McIntosh, 52, served as the Congressman in what was then the 2nd district from 1994 to 2000 and was chairman of the Republican Study Committee. He lost a bid for governor in 2000 and now works as a partner for Mayer Brown in Washington, D.C. Sen.-elect Dan Coats, who won a competitive GOP primary for the nomination and was handily elected this month to the open seat, was also a former Member-turned-lobbyist, and his success is a good sign for McIntosh.
Bates, who works in Richmond, finished fourth in this year’s Senate primary with 4 percent of the statewide vote. He said he would make any decisions about a 2012 run in late spring.
“I’m getting a lot of phone calls, and I fully intend to stay very actively engaged,” he said in an interview Monday. “The Senate primary was a great experience as I traveled the state and listened to Hoosiers’ concerns. I believe most of those concerns are very valid, and there’s a lot of work yet to be done.”
Bates said he has also talked with Pence about a potential run, but he added that if he ends up in GOP Rep.-elect Todd Young’s district, he wouldn’t run against him.
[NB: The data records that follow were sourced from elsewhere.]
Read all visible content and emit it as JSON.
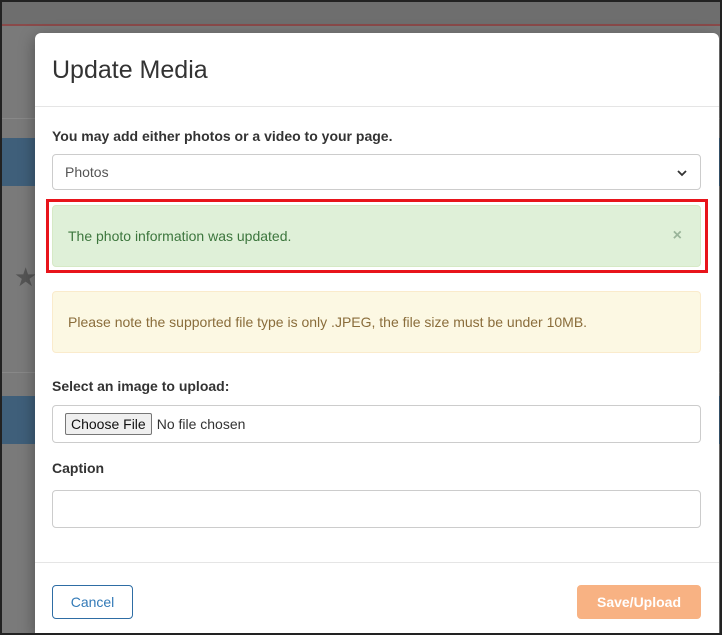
{
  "modal": {
    "title": "Update Media",
    "intro": "You may add either photos or a video to your page.",
    "media_select": {
      "selected": "Photos"
    },
    "alerts": {
      "success": "The photo information was updated.",
      "success_close": "×",
      "warning": "Please note the supported file type is only .JPEG, the file size must be under 10MB."
    },
    "upload": {
      "label": "Select an image to upload:",
      "button": "Choose File",
      "status": "No file chosen"
    },
    "caption": {
      "label": "Caption",
      "value": ""
    },
    "footer": {
      "cancel": "Cancel",
      "save": "Save/Upload"
    }
  },
  "colors": {
    "success_bg": "#dff0d8",
    "warning_bg": "#fcf8e3",
    "highlight": "#e8141b",
    "save_button": "#f8b283",
    "cancel_border": "#2e6da4"
  },
  "icons": {
    "select_caret": "chevron-down-icon",
    "alert_close": "close-icon"
  }
}
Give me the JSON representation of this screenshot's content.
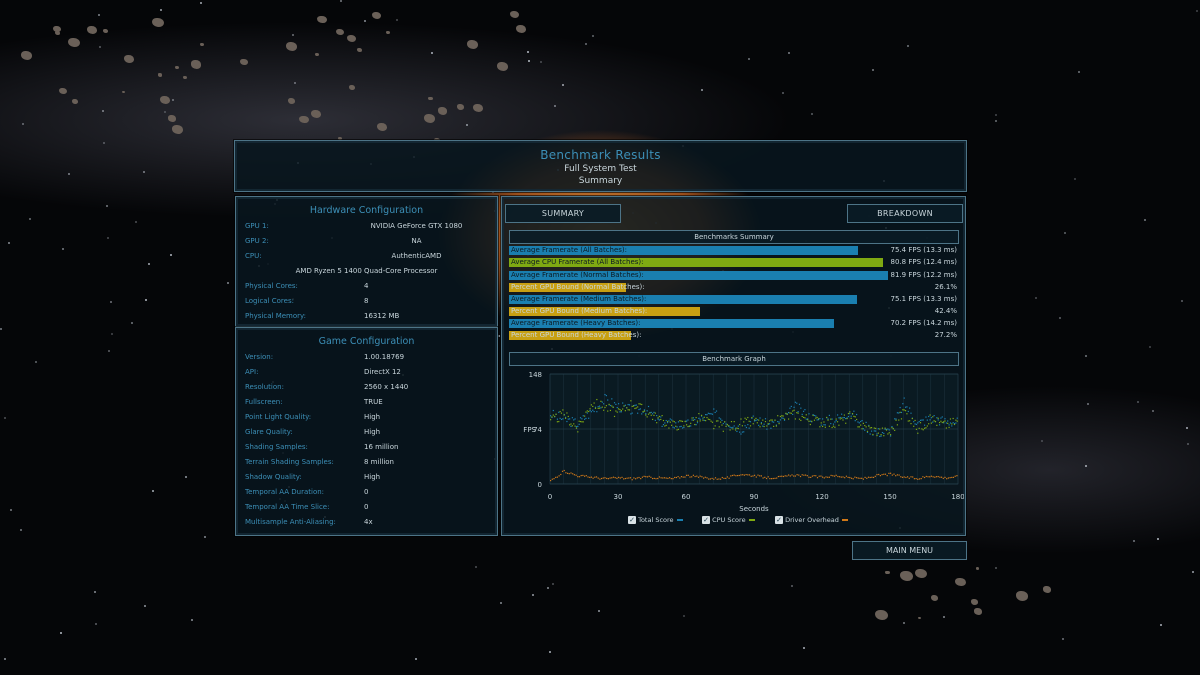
{
  "header": {
    "title": "Benchmark Results",
    "subtitle": "Full System Test",
    "view": "Summary"
  },
  "hardware": {
    "title": "Hardware Configuration",
    "rows": [
      {
        "key": "GPU 1:",
        "value": "NVIDIA GeForce GTX 1080"
      },
      {
        "key": "GPU 2:",
        "value": "NA"
      },
      {
        "key": "CPU:",
        "value": "AuthenticAMD"
      },
      {
        "key": "",
        "value": "AMD Ryzen 5 1400 Quad-Core Processor"
      },
      {
        "key": "Physical Cores:",
        "value": "4"
      },
      {
        "key": "Logical Cores:",
        "value": "8"
      },
      {
        "key": "Physical Memory:",
        "value": "16312 MB"
      }
    ]
  },
  "game_config": {
    "title": "Game Configuration",
    "rows": [
      {
        "key": "Version:",
        "value": "1.00.18769"
      },
      {
        "key": "API:",
        "value": "DirectX 12"
      },
      {
        "key": "Resolution:",
        "value": "2560 x 1440"
      },
      {
        "key": "Fullscreen:",
        "value": "TRUE"
      },
      {
        "key": "Point Light Quality:",
        "value": "High"
      },
      {
        "key": "Glare Quality:",
        "value": "High"
      },
      {
        "key": "Shading Samples:",
        "value": "16 million"
      },
      {
        "key": "Terrain Shading Samples:",
        "value": "8 million"
      },
      {
        "key": "Shadow Quality:",
        "value": "High"
      },
      {
        "key": "Temporal AA Duration:",
        "value": "0"
      },
      {
        "key": "Temporal AA Time Slice:",
        "value": "0"
      },
      {
        "key": "Multisample Anti-Aliasing:",
        "value": "4x"
      }
    ]
  },
  "tabs": {
    "summary": "SUMMARY",
    "breakdown": "BREAKDOWN"
  },
  "summary": {
    "title": "Benchmarks Summary",
    "rows": [
      {
        "label": "Average Framerate (All Batches):",
        "value": "75.4 FPS (13.3 ms)",
        "fraction": 0.776,
        "color": "#1a7fb0"
      },
      {
        "label": "Average CPU Framerate (All Batches):",
        "value": "80.8 FPS (12.4 ms)",
        "fraction": 0.831,
        "color": "#7fa912"
      },
      {
        "label": "Average Framerate (Normal Batches):",
        "value": "81.9 FPS (12.2 ms)",
        "fraction": 0.842,
        "color": "#1a7fb0"
      },
      {
        "label": "Percent GPU Bound (Normal Batches):",
        "value": "26.1%",
        "fraction": 0.261,
        "color": "#c8a012"
      },
      {
        "label": "Average Framerate (Medium Batches):",
        "value": "75.1 FPS (13.3 ms)",
        "fraction": 0.773,
        "color": "#1a7fb0"
      },
      {
        "label": "Percent GPU Bound (Medium Batches):",
        "value": "42.4%",
        "fraction": 0.424,
        "color": "#c8a012"
      },
      {
        "label": "Average Framerate (Heavy Batches):",
        "value": "70.2 FPS (14.2 ms)",
        "fraction": 0.722,
        "color": "#1a7fb0"
      },
      {
        "label": "Percent GPU Bound (Heavy Batches):",
        "value": "27.2%",
        "fraction": 0.272,
        "color": "#c8a012"
      }
    ]
  },
  "graph": {
    "title": "Benchmark Graph"
  },
  "chart_data": {
    "type": "scatter",
    "xlabel": "Seconds",
    "ylabel": "FPS",
    "xlim": [
      0,
      180
    ],
    "ylim": [
      0,
      148
    ],
    "xticks": [
      0,
      30,
      60,
      90,
      120,
      150,
      180
    ],
    "yticks": [
      0,
      74,
      148
    ],
    "grid": true,
    "legend": "bottom",
    "series": [
      {
        "name": "Total Score",
        "color": "#1a7fb0",
        "x": [
          0,
          6,
          12,
          18,
          24,
          30,
          36,
          42,
          48,
          54,
          60,
          66,
          72,
          78,
          84,
          90,
          96,
          102,
          108,
          114,
          120,
          126,
          132,
          138,
          144,
          150,
          156,
          162,
          168,
          174,
          180
        ],
        "values": [
          95,
          88,
          82,
          98,
          115,
          105,
          100,
          102,
          85,
          82,
          80,
          88,
          95,
          85,
          75,
          88,
          80,
          85,
          105,
          92,
          86,
          88,
          98,
          80,
          70,
          72,
          110,
          82,
          90,
          85,
          84
        ]
      },
      {
        "name": "CPU Score",
        "color": "#7fa912",
        "x": [
          0,
          6,
          12,
          18,
          24,
          30,
          36,
          42,
          48,
          54,
          60,
          66,
          72,
          78,
          84,
          90,
          96,
          102,
          108,
          114,
          120,
          126,
          132,
          138,
          144,
          150,
          156,
          162,
          168,
          174,
          180
        ],
        "values": [
          85,
          95,
          75,
          110,
          105,
          95,
          110,
          98,
          88,
          80,
          82,
          90,
          80,
          78,
          82,
          85,
          78,
          90,
          95,
          88,
          84,
          82,
          92,
          78,
          72,
          70,
          100,
          75,
          88,
          80,
          86
        ]
      },
      {
        "name": "Driver Overhead",
        "color": "#d07818",
        "x": [
          0,
          6,
          12,
          18,
          24,
          30,
          36,
          42,
          48,
          54,
          60,
          66,
          72,
          78,
          84,
          90,
          96,
          102,
          108,
          114,
          120,
          126,
          132,
          138,
          144,
          150,
          156,
          162,
          168,
          174,
          180
        ],
        "values": [
          5,
          18,
          12,
          10,
          8,
          9,
          8,
          10,
          9,
          8,
          12,
          10,
          8,
          9,
          14,
          12,
          9,
          10,
          13,
          11,
          10,
          12,
          9,
          8,
          12,
          14,
          10,
          8,
          12,
          9,
          11
        ]
      }
    ]
  },
  "legend": {
    "total": "Total Score",
    "cpu": "CPU Score",
    "driver": "Driver Overhead"
  },
  "footer": {
    "main_menu": "MAIN MENU"
  },
  "colors": {
    "accent": "#3c8fb7",
    "border": "#4d7487"
  }
}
Where the lines are drawn is a consideration for Messer as well. Messer ran against Republican Rep. Dan Burton in the neighboring 5th district in 2010, finishing just behind the incumbent in a six-way primary. Many Republicans expect him to run there again, regardless of whether Burton decides to retire.